11. Those countries that opt to continue utilizing nuclear energy encourage the progress in exploring

opportunities to collaborate on advanced nuclear energy technologies, including small modular reactors, and innovative uses of nuclear energy including integration of nuclear and renewables, and heat usage, in collaboration with relevant international organizations such as International Atomic Energy Agency (IAEA) , and the IEA and cooperating under international fora including the CEM NICE Future initiative.

12. Those countries that are using, plan to use or have used nuclear energy support accelerating cooperation on final disposal of high‐level radioactive waste, and safe and efficient decommissioning. They are invited to share experience and expertise of public dialogue activities and to promote technical cooperation for final disposal of high‐level radioactive waste, among countries using nuclear power, including through an international roundtable organized by OECD Nuclear Energy Agency (NEA). As to decommissioning, they share experience and knowledge on regulation, project management, and other points, in IAEA and other relevant international organizations.

13. We further encourage efforts at various international fora to increase market liquidity, flexibility

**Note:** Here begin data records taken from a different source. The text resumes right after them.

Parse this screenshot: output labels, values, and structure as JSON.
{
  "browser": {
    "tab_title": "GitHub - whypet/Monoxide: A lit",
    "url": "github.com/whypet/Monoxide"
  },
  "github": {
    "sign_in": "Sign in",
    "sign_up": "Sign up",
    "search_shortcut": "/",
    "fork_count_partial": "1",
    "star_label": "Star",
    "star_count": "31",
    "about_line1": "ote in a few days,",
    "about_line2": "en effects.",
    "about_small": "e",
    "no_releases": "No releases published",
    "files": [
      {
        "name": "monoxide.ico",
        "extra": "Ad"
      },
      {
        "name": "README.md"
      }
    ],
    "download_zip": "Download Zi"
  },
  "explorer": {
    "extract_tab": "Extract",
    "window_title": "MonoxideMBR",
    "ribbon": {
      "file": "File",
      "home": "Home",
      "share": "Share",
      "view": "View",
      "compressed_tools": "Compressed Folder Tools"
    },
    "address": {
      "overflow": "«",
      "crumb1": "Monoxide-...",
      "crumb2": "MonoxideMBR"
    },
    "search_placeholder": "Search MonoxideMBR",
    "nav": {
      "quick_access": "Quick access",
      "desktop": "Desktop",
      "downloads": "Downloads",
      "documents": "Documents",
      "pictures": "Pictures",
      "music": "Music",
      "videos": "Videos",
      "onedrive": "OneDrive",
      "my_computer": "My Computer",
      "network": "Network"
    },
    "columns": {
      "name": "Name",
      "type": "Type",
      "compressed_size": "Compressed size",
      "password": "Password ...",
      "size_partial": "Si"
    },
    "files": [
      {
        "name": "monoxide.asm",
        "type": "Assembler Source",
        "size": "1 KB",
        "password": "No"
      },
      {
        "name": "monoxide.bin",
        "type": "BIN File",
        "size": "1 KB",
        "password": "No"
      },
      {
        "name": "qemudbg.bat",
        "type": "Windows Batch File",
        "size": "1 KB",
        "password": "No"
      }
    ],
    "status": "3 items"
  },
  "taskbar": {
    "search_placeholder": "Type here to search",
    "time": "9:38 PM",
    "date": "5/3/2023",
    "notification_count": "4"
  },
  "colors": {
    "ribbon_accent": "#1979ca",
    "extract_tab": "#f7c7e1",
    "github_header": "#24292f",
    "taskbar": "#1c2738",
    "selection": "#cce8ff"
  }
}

and transparency as well as open fair and transparent competition and cooperation to support the role of natural gas in new sectors such as transportation including bunkering in the maritime industry, and utilization of small scale LNG. We discuss measures to enhance the security of natural gas such as sharing knowledge and the best practices on mid and long term natural gas supply security as well as on emergency response. We enhance bilateral and multilateral cooperative frameworks, such as the annual LNG Producer‐Consumer Conference, that support development of a flexible and transparent global LNG market as well as enhancing energy security of the LNG value chain, in the context of transitions toward lower emission energy systems.

14. Wepromoteproducer‐consumerdialogueasfacilitatorofstableandtransparentmarketincluding through the framework of International Energy Forum (IEF). We note the discussion at High Efficiency Low Emission (HELE) working group last autumn, which includes the role of HELE technologies and promoting investment and funding of advanced and cleaner fossil fuel technologies, and continue HELE working group activities.

15. We highlight the importance and the urgency of advancing universal access to affordable,

sustainable and modern energy services and clean cooking facilities, and we will explore ways to enhance the implementation of G20 regional energy action plans. We highlight the important role of international cooperation and public‐private partnerships on sustainable technological, financial, business model, policy and planning innovation in line with the spirit of the 2030 Agenda for Sustainable Development. We also highlight the important role of community‐based approaches in promoting energy access.